Workshop Chair: Vasant Honavar, Pennsylvania State University

New discoveries in biological, biomedical and health sciences are increasingly being driven by our ability to acquire, share, integrate and analyze, and construct and simulate predictive models of biological systems. While much attention has focused on automating routine aspects of management and analysis of "big data", realizing the full potential of "big data" to accelerate discovery calls for automating many other aspects of the scientific process that have so far largely resisted automation: identifying gaps in the current state of knowledge; generating and prioritizing questions; designing studies; designing, prioritizing, planning, and executing experiments; interpreting results; forming hypotheses; drawing conclusions; replicating studies; validating claims; documenting studies; communicating results; reviewing results; and integrating results into the larger body of knowledge in a discipline.
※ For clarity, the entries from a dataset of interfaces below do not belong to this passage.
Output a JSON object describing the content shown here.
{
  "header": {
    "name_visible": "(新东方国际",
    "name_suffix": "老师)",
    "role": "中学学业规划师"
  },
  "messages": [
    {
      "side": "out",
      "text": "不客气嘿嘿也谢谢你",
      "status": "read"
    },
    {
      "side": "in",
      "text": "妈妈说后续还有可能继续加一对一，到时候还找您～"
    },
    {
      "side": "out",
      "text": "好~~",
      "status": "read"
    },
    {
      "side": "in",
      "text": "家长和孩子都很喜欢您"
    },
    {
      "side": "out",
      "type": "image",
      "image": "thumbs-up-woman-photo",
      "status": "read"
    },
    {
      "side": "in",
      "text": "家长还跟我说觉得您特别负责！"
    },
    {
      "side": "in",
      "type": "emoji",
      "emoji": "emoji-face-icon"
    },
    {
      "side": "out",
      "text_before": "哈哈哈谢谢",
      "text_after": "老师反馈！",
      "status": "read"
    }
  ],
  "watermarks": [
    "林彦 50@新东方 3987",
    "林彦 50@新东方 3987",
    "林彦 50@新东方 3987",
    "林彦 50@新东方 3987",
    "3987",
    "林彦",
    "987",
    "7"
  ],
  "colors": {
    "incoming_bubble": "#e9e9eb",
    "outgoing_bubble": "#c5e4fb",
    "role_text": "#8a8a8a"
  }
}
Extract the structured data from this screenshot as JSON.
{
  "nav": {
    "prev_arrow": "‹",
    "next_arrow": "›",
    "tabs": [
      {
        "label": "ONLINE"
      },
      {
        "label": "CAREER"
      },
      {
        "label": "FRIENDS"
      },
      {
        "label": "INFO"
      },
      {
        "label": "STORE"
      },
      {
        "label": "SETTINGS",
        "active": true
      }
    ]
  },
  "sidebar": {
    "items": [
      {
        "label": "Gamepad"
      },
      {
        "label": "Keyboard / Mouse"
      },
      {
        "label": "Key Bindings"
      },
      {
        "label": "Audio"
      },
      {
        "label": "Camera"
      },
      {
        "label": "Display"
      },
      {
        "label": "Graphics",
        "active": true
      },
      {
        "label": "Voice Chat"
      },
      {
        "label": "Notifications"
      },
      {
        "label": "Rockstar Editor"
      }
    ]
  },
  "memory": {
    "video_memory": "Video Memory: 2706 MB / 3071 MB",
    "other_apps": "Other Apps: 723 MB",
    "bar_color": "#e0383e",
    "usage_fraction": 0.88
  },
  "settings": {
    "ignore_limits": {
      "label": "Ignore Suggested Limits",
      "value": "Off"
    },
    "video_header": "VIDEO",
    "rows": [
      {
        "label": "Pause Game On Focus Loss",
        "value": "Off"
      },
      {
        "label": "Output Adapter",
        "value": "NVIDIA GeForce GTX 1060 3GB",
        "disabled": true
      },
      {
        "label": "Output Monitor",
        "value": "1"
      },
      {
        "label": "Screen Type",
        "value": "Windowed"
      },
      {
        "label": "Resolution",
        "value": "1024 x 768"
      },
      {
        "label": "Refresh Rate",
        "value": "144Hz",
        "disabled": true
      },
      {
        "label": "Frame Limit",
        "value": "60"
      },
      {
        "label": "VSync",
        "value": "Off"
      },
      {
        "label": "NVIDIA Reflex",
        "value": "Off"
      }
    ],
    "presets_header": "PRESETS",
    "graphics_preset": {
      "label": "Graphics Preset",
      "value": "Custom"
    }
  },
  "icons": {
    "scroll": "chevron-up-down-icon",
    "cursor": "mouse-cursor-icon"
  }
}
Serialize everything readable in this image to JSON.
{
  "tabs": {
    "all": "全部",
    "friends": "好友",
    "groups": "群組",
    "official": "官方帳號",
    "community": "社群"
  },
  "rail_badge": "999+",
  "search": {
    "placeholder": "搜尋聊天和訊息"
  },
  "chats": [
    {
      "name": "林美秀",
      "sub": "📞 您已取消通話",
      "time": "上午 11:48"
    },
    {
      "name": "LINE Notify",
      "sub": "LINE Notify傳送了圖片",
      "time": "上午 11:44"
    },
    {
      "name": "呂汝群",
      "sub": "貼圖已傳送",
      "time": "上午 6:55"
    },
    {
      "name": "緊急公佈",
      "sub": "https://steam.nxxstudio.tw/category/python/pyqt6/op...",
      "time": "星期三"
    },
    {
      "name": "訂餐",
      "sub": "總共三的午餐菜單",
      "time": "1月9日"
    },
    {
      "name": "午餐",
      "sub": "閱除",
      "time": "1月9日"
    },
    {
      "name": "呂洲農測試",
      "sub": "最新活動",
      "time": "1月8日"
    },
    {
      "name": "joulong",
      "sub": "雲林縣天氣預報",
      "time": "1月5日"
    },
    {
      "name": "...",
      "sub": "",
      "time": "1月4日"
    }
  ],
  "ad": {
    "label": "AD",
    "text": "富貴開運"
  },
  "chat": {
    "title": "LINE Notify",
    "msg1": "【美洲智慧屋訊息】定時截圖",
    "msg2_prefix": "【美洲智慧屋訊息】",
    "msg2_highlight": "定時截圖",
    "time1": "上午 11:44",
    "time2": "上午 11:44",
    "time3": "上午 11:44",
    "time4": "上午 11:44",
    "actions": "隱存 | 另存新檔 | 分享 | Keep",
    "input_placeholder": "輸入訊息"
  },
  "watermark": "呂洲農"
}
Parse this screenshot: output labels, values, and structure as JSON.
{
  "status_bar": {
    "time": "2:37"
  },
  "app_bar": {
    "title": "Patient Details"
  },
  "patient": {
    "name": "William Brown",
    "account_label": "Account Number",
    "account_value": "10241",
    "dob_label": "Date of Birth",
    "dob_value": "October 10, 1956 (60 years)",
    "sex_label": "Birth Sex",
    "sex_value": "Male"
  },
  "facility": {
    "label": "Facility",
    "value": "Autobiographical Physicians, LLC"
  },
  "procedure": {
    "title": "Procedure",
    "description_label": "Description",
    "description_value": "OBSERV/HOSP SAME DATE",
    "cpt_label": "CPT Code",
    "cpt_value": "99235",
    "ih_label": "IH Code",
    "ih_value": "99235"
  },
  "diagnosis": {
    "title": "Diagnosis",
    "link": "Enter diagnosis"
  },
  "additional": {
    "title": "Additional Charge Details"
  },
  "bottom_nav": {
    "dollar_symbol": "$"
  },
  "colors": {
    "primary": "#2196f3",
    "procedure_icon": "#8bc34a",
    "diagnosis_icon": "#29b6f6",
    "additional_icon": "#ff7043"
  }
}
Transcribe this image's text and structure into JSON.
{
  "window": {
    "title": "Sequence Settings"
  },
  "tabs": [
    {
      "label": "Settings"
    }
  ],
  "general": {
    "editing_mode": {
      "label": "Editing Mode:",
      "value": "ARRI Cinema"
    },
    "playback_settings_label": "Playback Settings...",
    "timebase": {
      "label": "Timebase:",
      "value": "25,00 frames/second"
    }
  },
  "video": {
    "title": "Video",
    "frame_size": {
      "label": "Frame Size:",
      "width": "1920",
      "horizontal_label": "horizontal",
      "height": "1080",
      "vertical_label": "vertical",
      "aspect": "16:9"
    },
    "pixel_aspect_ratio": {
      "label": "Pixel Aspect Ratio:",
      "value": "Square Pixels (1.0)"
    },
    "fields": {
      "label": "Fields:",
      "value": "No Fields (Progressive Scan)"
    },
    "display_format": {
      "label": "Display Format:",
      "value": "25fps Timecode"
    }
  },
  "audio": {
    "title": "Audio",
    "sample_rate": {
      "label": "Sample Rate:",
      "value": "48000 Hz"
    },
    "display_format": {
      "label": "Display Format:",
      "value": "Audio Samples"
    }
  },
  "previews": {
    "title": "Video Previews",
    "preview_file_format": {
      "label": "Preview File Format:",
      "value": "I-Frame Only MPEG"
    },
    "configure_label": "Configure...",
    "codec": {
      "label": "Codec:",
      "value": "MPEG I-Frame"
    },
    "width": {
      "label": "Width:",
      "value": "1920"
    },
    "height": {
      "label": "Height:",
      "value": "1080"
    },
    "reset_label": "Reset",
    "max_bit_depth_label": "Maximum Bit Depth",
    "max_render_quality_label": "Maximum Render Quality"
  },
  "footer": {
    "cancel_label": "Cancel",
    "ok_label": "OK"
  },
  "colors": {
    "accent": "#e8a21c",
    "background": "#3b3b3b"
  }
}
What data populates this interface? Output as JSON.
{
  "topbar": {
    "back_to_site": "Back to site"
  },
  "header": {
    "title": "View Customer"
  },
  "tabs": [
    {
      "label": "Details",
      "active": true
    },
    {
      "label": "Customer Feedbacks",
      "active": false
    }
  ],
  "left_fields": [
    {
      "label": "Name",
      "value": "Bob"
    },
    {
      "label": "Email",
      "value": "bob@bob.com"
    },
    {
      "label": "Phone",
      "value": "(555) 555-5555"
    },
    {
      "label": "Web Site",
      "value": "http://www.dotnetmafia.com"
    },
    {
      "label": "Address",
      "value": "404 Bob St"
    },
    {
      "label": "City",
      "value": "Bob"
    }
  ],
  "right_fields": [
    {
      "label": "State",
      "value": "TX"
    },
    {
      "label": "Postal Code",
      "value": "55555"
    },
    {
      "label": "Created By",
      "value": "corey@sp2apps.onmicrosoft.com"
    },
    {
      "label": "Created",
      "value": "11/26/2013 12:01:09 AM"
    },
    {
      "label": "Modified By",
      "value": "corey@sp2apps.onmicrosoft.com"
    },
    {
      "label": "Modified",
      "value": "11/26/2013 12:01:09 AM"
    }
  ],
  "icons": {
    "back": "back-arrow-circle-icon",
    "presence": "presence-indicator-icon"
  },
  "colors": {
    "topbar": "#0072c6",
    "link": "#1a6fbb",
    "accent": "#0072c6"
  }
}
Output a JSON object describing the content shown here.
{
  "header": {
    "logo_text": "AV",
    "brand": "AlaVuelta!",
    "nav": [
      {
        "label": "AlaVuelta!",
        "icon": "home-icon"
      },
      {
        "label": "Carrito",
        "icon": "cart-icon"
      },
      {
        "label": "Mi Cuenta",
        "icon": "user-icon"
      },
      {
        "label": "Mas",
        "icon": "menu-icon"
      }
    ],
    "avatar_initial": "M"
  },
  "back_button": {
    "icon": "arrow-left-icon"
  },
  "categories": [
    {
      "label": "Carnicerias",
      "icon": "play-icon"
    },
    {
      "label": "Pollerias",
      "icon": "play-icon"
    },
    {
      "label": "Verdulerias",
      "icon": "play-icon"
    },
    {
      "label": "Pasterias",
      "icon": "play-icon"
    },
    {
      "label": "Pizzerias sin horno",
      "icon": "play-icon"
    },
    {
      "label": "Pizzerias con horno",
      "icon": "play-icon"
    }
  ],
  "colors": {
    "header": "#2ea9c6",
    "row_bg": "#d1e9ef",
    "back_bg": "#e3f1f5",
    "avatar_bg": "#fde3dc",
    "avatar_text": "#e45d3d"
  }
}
Against this background, the PSB workshop on Discovery Informatics in Biological and Biomedical Sciences explores the opportunities and challenges of automating discovery or assisting humans in discovery through advances (i) Understanding, formalization, and information processing accounts of, the entire scientific process; (ii) Design, development, and evaluation of the computational artifacts (representations, processes) that embody such understanding; and (iii) Application of the resulting artifacts and systems to advance science (by augmenting individual or collective human efforts, or by fully automating science).

The workshop, which is especially timely in the context of the NIH Big Data to Knowledge (BD2K) initiative, brings together a group of scientists with complementary expertise to explore research challenges and opportunities in the informatics of discovery in biomedical sciences including, but not limited to:

  • Representation and modeling languages with precise formal semantics, for describing, sharing, and communicating scientific models, theories, and hypotheses in biomedical sciences.
  • Novel approaches to interactive visualization and exploration of complex biomedical data.
  • Sophisticated approaches to construction of comprehensible and communicable predictive models and discovery of causal mechanisms from disparate types of observational and experimental data, literature, images, spatial, temporal, richly structured e.g., network data in biomedical sciences.
  • Effective approaches for acquiring and making effective use of background assumptions, hypotheses, knowledge, beliefs and conjectures, arguments, domain expertise, and process descriptions in biomedical sciences.
  • Algorithms and tools for automating various aspects of discovery.


Philip Bourne, National Institutes of Health
Larry Hunter, University of Colorado Denver
Peter Karp, Stanford Research Institute
Hoifung Poon, Microsoft
Bruce Aronow, Cincinnati Childrens' Hospital